Top of Raw data
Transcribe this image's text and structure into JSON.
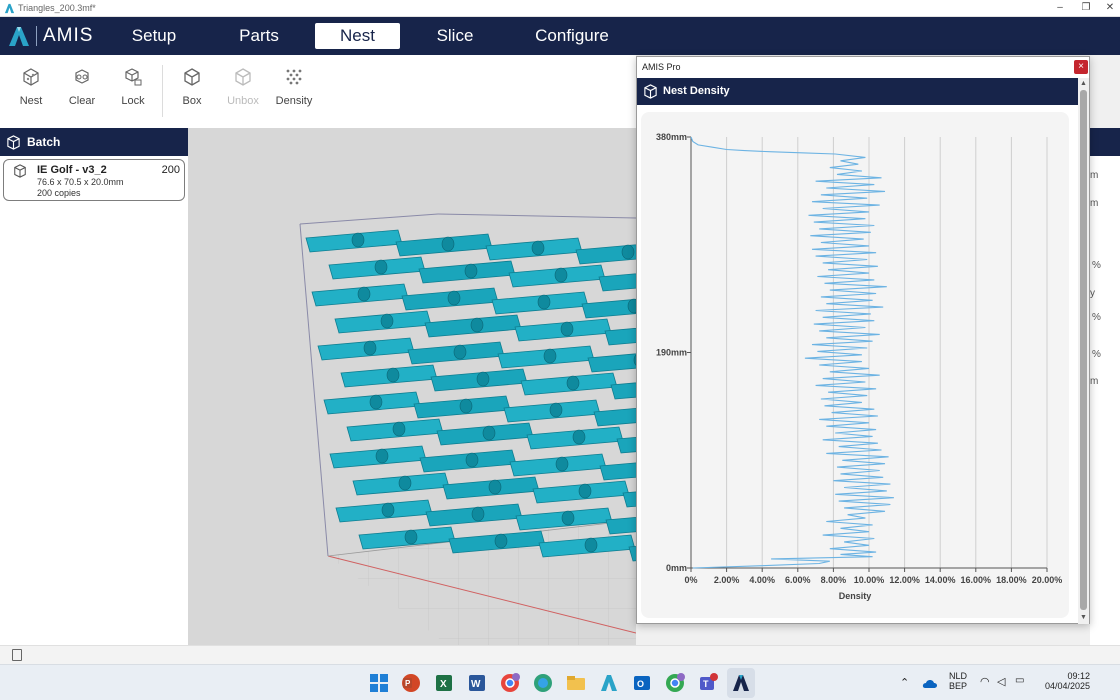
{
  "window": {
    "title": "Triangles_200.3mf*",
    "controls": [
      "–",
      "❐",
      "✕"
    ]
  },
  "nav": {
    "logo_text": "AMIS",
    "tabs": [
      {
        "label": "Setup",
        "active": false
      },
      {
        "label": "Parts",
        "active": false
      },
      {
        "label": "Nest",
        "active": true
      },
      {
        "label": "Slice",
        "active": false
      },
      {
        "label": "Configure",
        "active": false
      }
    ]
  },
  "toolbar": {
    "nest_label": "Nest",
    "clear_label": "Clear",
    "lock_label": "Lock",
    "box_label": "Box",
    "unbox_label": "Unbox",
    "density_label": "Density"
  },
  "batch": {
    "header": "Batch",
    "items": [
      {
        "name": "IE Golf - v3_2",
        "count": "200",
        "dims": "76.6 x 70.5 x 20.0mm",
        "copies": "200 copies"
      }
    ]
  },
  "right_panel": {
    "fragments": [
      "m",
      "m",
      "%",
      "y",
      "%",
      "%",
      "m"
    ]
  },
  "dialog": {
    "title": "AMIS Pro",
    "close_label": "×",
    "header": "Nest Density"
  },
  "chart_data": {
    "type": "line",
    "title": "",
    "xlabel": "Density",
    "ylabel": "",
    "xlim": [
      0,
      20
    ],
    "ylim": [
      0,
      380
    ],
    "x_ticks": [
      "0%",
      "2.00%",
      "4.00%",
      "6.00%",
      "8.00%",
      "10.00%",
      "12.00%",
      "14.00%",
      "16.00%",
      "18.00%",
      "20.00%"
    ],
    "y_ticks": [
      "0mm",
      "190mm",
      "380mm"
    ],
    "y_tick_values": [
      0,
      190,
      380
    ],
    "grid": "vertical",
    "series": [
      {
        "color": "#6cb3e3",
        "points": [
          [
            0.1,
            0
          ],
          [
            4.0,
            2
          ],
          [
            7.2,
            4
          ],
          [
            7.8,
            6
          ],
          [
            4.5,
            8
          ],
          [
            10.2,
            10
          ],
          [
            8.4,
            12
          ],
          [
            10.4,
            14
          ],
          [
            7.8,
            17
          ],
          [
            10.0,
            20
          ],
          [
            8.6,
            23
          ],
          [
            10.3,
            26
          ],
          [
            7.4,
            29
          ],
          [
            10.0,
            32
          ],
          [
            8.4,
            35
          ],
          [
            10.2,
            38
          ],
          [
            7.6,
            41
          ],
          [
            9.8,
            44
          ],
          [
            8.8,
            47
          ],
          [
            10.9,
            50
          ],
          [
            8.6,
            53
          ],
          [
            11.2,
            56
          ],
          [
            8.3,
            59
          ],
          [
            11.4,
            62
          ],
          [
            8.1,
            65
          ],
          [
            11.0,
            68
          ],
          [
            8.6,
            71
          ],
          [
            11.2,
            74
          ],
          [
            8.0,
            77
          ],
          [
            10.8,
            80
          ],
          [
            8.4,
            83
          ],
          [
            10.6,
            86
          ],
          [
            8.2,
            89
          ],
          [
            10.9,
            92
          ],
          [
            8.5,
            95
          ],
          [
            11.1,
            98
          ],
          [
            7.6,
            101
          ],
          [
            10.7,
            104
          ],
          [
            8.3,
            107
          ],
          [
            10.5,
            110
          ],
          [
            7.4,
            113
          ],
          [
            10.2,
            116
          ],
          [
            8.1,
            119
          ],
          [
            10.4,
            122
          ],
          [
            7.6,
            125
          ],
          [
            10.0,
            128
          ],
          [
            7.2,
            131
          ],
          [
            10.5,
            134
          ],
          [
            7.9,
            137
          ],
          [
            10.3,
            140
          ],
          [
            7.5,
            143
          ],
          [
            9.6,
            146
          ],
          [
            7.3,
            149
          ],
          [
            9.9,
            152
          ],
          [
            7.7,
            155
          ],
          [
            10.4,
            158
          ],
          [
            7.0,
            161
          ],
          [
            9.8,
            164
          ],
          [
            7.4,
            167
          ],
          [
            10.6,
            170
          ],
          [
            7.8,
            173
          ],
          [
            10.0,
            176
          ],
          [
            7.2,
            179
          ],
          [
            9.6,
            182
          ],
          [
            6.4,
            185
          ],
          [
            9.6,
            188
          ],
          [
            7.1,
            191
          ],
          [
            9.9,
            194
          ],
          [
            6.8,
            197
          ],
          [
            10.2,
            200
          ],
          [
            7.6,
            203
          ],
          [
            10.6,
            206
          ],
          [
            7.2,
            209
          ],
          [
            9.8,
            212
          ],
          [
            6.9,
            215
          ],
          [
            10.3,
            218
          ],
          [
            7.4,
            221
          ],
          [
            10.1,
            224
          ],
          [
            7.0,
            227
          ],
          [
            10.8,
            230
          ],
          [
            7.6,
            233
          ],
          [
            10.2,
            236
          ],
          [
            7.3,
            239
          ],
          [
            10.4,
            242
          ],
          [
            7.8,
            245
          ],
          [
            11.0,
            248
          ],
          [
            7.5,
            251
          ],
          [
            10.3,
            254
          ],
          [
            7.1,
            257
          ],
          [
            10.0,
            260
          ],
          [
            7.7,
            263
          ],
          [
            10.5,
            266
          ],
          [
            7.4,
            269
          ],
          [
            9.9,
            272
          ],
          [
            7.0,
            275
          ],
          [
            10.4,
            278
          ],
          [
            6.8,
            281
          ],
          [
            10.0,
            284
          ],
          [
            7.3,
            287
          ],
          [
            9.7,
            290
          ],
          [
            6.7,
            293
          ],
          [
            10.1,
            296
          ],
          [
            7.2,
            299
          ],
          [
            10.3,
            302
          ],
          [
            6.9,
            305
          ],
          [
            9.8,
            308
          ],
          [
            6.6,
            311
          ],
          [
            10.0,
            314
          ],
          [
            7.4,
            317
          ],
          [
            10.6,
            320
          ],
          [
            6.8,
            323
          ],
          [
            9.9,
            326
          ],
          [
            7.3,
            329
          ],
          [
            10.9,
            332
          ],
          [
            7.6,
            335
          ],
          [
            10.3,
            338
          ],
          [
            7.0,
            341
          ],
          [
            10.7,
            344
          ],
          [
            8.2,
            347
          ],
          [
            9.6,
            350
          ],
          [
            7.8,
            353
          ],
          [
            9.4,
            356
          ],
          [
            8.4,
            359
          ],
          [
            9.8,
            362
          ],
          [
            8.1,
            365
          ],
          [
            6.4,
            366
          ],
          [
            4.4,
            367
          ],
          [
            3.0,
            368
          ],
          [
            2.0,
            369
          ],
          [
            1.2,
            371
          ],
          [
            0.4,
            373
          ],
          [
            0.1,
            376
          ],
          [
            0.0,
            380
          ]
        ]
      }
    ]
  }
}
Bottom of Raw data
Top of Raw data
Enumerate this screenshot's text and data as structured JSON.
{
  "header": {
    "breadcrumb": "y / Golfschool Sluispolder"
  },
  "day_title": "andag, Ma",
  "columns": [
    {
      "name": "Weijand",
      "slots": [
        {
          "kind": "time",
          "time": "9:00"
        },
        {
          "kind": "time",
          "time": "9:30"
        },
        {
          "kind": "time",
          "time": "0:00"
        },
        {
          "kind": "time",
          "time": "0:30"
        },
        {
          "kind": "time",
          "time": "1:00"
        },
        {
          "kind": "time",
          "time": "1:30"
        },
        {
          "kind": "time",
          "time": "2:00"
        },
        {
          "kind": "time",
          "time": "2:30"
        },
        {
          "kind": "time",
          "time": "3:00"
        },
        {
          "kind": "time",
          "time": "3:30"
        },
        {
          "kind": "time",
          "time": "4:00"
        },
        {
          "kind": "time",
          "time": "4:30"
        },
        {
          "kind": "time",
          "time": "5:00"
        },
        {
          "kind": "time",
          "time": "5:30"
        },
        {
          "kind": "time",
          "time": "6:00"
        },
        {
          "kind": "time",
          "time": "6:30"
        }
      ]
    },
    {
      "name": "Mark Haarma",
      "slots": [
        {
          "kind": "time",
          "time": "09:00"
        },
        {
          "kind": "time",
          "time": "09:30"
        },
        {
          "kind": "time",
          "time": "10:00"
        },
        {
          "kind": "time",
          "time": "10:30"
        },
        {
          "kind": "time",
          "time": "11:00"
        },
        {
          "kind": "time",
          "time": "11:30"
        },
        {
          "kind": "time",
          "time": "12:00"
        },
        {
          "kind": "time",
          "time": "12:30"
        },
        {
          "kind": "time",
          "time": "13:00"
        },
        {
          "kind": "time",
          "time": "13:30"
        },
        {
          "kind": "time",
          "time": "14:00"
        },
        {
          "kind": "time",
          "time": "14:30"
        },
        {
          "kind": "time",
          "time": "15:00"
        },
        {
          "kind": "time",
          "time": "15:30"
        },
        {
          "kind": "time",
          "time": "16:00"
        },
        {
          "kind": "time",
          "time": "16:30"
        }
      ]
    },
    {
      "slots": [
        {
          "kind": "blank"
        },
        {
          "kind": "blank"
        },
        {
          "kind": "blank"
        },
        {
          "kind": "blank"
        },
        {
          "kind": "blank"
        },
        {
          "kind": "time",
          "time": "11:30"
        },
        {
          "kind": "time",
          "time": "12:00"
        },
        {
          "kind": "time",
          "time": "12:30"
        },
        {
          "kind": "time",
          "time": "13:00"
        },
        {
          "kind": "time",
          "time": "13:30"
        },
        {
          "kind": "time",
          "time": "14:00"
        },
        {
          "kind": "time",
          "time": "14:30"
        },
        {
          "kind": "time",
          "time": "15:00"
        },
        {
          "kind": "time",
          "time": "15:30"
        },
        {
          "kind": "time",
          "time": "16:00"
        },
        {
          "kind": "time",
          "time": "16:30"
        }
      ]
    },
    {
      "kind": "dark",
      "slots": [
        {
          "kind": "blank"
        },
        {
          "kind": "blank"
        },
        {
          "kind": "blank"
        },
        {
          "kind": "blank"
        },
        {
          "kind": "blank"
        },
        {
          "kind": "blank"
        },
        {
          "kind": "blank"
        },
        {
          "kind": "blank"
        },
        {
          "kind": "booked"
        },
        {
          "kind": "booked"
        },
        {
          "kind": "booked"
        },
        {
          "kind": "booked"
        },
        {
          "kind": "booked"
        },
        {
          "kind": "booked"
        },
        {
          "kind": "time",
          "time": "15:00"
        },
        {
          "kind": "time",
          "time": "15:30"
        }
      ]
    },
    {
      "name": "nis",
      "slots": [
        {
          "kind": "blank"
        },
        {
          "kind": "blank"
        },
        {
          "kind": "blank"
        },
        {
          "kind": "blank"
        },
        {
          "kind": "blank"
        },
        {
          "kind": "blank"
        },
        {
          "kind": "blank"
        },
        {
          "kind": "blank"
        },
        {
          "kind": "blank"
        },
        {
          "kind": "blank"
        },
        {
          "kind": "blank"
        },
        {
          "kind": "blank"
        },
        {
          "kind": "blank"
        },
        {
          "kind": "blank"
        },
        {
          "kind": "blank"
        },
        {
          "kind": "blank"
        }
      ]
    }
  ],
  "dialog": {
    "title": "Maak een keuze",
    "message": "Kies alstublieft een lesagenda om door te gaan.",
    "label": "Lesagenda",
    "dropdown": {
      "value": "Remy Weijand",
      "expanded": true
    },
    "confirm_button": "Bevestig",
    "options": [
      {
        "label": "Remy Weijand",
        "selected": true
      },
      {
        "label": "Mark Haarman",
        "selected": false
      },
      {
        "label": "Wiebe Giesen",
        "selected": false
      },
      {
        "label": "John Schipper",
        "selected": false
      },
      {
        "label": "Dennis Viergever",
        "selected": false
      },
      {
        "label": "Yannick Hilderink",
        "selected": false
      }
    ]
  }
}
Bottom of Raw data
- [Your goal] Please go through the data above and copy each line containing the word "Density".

- [Solution to the problem]
    "density_label": "Density"
    "header": "Nest Density"
    "xlabel": "Density",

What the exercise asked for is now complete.